Drugs for the treatment of nausea and vomiting in adult patients in the emergency department setting

The objectives are to provide evidence of the efficacy and safety of antiemetic medications in the management of nausea and vomiting in the adult emergency department setting.

Grant ID: EMSS000817

Lay Summary

Nausea and vomiting is a common and distressing presenting complaint in emergency departments. Nausea describes the unpleasant sensation of the imminent need to vomit, whereas vomiting refers to the forceful oral expulsion of gastric contents associated with contraction of the abdominal and chest wall musculature. The complications from nausea and vomiting can range from trivial to serious, such as dehydration and oesophageal rupture.

High level evidence supports the use of antiemetics in the management of nausea and vomiting in many settings and populations, however there is little guidance or consensus in recommendations for the management of nausea and vomiting in the adult emergency department setting. Recommendations are inconsistent and rarely evidence based.
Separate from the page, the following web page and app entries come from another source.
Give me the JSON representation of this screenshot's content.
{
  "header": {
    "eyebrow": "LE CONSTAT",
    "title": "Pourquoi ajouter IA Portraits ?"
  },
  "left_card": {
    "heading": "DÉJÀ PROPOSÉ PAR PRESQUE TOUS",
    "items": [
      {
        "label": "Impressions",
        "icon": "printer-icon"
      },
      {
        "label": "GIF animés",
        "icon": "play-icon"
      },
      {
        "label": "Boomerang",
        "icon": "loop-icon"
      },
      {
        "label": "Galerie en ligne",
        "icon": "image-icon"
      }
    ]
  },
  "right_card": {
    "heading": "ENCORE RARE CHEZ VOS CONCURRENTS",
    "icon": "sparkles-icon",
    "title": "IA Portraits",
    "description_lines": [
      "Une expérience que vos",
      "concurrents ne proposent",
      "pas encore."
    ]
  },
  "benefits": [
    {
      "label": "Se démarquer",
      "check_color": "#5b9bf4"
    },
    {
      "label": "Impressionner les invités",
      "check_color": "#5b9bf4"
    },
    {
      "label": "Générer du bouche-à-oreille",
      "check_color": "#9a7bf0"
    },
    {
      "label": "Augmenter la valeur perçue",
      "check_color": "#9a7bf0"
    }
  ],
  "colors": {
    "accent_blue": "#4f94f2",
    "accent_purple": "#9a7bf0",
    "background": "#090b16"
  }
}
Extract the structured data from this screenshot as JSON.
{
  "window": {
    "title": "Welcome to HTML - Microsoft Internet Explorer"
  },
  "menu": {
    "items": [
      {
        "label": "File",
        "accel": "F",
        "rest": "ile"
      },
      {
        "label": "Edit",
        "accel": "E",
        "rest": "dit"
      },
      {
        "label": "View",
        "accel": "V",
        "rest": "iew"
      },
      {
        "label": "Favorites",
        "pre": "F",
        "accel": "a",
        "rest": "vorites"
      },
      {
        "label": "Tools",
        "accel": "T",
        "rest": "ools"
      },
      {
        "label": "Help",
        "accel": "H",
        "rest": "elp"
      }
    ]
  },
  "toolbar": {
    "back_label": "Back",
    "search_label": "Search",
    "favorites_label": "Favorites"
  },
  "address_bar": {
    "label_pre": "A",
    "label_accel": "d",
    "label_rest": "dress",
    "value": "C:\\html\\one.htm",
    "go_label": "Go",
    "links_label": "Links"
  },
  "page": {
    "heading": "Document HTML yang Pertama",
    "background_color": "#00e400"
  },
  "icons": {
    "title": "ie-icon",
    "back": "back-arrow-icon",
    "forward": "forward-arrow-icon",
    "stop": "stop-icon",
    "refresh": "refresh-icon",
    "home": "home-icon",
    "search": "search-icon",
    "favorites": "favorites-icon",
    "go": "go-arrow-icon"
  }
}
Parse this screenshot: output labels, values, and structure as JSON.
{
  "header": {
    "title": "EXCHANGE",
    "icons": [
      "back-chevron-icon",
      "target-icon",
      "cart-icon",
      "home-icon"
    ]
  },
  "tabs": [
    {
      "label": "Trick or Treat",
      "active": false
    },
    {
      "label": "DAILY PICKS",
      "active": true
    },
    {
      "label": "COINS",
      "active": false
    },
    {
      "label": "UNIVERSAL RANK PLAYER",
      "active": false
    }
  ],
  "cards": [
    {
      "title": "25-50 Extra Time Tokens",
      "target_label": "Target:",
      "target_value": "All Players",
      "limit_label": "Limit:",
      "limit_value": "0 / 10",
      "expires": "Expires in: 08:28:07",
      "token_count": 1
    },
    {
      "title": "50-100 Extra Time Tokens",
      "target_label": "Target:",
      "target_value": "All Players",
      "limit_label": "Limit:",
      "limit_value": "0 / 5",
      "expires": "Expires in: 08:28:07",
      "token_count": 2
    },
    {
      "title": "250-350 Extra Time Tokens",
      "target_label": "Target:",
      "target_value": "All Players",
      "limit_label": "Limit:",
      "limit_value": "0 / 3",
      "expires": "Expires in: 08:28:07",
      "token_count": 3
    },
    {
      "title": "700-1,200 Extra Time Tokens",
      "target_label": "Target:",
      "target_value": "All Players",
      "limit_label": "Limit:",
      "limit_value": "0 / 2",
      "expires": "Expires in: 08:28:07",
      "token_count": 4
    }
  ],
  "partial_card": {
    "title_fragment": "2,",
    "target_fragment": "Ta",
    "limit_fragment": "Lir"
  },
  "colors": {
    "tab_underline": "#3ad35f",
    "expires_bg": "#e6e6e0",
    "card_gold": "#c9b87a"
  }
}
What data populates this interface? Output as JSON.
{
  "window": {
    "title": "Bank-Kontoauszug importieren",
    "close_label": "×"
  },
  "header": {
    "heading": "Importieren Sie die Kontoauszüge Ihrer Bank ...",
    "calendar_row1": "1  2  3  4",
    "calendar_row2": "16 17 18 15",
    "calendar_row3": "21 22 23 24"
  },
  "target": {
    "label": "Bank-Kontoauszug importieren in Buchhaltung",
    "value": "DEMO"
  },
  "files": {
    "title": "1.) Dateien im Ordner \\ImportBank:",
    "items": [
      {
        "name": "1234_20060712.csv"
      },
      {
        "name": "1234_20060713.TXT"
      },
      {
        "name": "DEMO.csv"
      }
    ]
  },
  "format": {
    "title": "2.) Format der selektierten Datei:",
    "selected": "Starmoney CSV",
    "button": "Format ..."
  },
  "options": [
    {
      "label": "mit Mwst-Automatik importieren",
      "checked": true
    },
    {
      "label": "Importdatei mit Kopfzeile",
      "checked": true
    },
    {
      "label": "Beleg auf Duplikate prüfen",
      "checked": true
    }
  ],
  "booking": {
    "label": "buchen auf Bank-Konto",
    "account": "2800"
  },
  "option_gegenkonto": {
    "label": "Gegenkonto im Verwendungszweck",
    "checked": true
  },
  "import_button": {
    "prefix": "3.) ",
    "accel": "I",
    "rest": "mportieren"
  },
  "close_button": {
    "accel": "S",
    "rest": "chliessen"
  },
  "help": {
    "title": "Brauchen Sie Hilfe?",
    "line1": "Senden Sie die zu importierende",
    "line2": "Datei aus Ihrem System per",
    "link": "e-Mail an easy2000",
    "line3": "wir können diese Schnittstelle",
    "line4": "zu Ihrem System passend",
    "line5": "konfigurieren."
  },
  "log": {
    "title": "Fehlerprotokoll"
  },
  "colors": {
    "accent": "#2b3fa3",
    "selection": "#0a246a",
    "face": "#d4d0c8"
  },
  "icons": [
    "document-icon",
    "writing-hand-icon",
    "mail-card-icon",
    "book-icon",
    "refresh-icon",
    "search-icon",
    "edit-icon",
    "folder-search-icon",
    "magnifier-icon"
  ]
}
It is not possible to extrapolate this evidence from other treatment settings to the emergency department population because of differences in aetiologies, patient populations and other factors.

Using the strict methodology outlined by the Cochrane collaboration, we will conduct a systematic review of randomized controlled trials (RCTs) of antiemetic agents in the management of nausea and vomiting in the emergency department setting.


Outcomes

We included eight trials (952 participants, 64% women), comparing differences in metoclopramide, ondansetron, prochlorperazine, promethazine and droperidol. The only statistically significant change in baseline VAS to 30 minutes was for droperidol, in a single trial of 48 participants. No other drug was statistically significantly superior to placebo.

Our conclusion from the review was that in an ED population, there is no definite evidence to support the superiority of any one drug over any other drug, or the superiority of any drug over placebo.


Leveraged Funds

- $10,000 ACEM - Morson Taylor Research Award


Dissemination

Furyk JS, Egerton-Warburton D, Meek RA. Drugs for the treatment of nausea and vomiting in adult patients in the emergency department setting (Protocol). Cochrane Database of Systematic Reviews 2012, Issue 9. Art. No.: CD010106. DOI: 10.1002/14651858.CD010106.

Furyk JS, Meek RA, Egerton-Warburton D. Drugs for the treatment of nausea and vomiting in adults in the emergency department setting. The Cochrane database of systematic reviews. 2015 Sep;9:CD010106-.


SHARE

Amount Awarded
$24,959.00


Program


Grant Scheme


Status
Complete


Principal Investigator:
Dr Jeremy Furyk


Associate Investigators:
Dr Diana Egerton-Warburton
Dr Robert Meek


Institution


Collaborating Institutions


CONTACT US +61 7 3720 5700 info@emfoundation.org.au 2/15 Lang Parade Milton Qld 4064